[JURIST] The UK government on Tuesday announced a settlement with 16 Guantanamo Bay [JURIST news archive] detainees over allegations of torture. Details of the settlement agreement, which are legally bound to a confidentiality agreement, have not been released, although at least seven detainees are expected to receive compensation, with at least one recieving over one million pounds [AP report]. In return, the 16 detainees—12 of whom had filed suit and four of whom were planning to—agreed to drop a lawsuit [JURIST report] against MI5 and M16 [official websites], Britain’s domestic and overseas intelligence agencies, respectively. Although many of the detainees receiving settlement are British citizens, some are not and may be offered asylum as part of the settlement. At least one is still detained in Guantanamo Bay. Justice Secretary Kenneth Clark [official profile] made a statement to the House of Commons Tuesday afternoon, clarifying that the settlement was not an admission of guilt:

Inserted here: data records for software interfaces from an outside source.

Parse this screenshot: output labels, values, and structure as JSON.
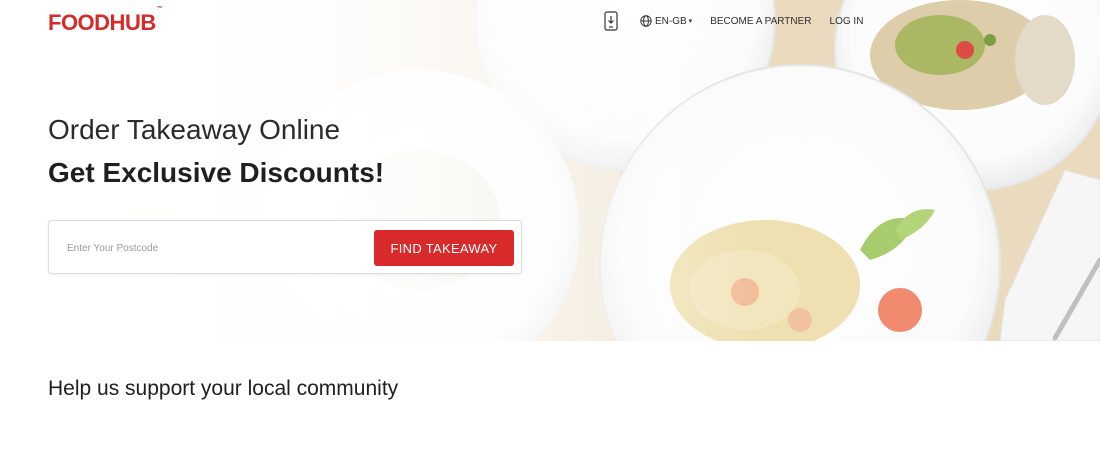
{
  "brand": {
    "logo_text": "FOODHUB",
    "trademark": "™",
    "color": "#d42b2b"
  },
  "nav": {
    "app_icon": "mobile-download-icon",
    "language_icon": "globe-icon",
    "language": "EN-GB",
    "language_caret": "▾",
    "become_partner": "BECOME A PARTNER",
    "login": "LOG IN"
  },
  "hero": {
    "title": "Order Takeaway Online",
    "subtitle": "Get Exclusive Discounts!",
    "search": {
      "placeholder": "Enter Your Postcode",
      "value": "",
      "button_label": "FIND TAKEAWAY",
      "button_color": "#d82a2a"
    }
  },
  "community": {
    "title": "Help us support your local community"
  }
}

A joint statement [text] by the heads of M15 and M16, “welcome[d] the conclusion to the mediation which allows the agencies to concentrate on protecting national security.” Prime Minister David Cameron [official website] is expected to comment on the settlement later Tuesday.